Brief
Take each line of the entries below that contains "Bitcoin" and copy it.

Data supplied
=== Section Start ===
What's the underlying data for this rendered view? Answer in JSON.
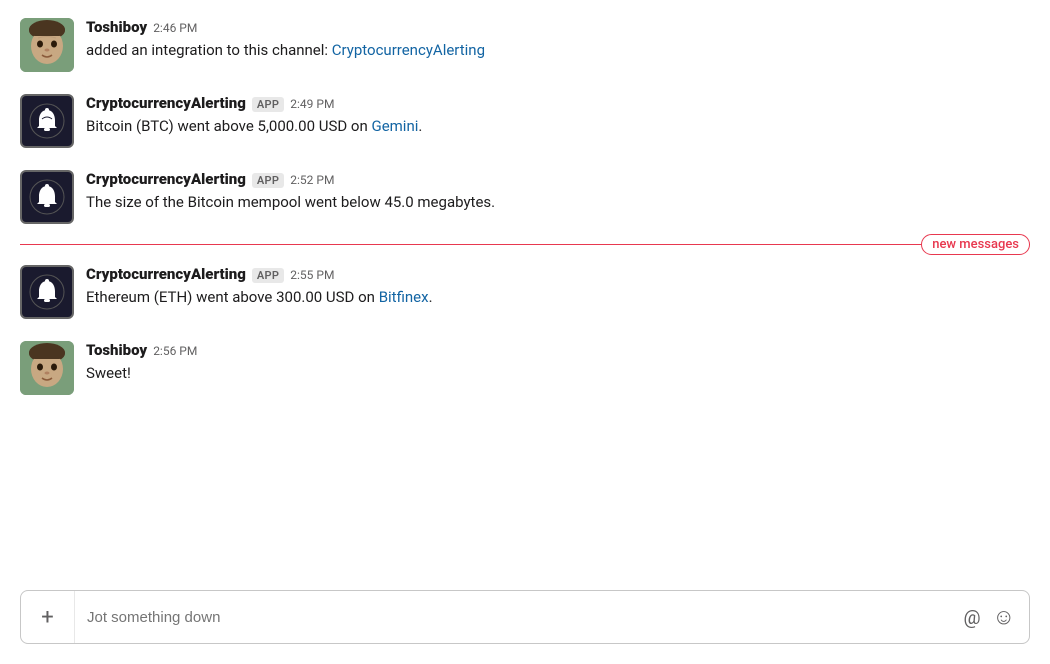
{
  "messages": [
    {
      "id": "msg1",
      "sender": "Toshiboy",
      "senderType": "user",
      "time": "2:46 PM",
      "text_before_link": "added an integration to this channel: ",
      "link_text": "CryptocurrencyAlerting",
      "text_after_link": "",
      "has_link": true,
      "link_href": "#"
    },
    {
      "id": "msg2",
      "sender": "CryptocurrencyAlerting",
      "senderType": "app",
      "time": "2:49 PM",
      "text_before_link": "Bitcoin (BTC) went above 5,000.00 USD on ",
      "link_text": "Gemini",
      "text_after_link": ".",
      "has_link": true,
      "link_href": "#"
    },
    {
      "id": "msg3",
      "sender": "CryptocurrencyAlerting",
      "senderType": "app",
      "time": "2:52 PM",
      "text_before_link": "The size of the Bitcoin mempool went below 45.0 megabytes.",
      "link_text": "",
      "text_after_link": "",
      "has_link": false,
      "link_href": ""
    },
    {
      "id": "msg4",
      "sender": "CryptocurrencyAlerting",
      "senderType": "app",
      "time": "2:55 PM",
      "text_before_link": "Ethereum (ETH) went above 300.00 USD on ",
      "link_text": "Bitfinex",
      "text_after_link": ".",
      "has_link": true,
      "link_href": "#"
    },
    {
      "id": "msg5",
      "sender": "Toshiboy",
      "senderType": "user",
      "time": "2:56 PM",
      "text_before_link": "Sweet!",
      "link_text": "",
      "text_after_link": "",
      "has_link": false,
      "link_href": ""
    }
  ],
  "new_messages_label": "new messages",
  "new_messages_divider_after_index": 2,
  "app_badge_label": "APP",
  "input": {
    "placeholder": "Jot something down",
    "plus_label": "+",
    "at_label": "@",
    "emoji_label": "☺"
  },
  "colors": {
    "link": "#1264a3",
    "new_messages_red": "#e8384f",
    "sender_name": "#1d1c1d",
    "timestamp": "#616061",
    "app_badge_bg": "#e8e8e8",
    "app_badge_text": "#616061"
  }
}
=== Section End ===
Answer space
      "text_before_link": "Bitcoin (BTC) went above 5,000.00 USD on ",
      "text_before_link": "The size of the Bitcoin mempool went below 45.0 megabytes.",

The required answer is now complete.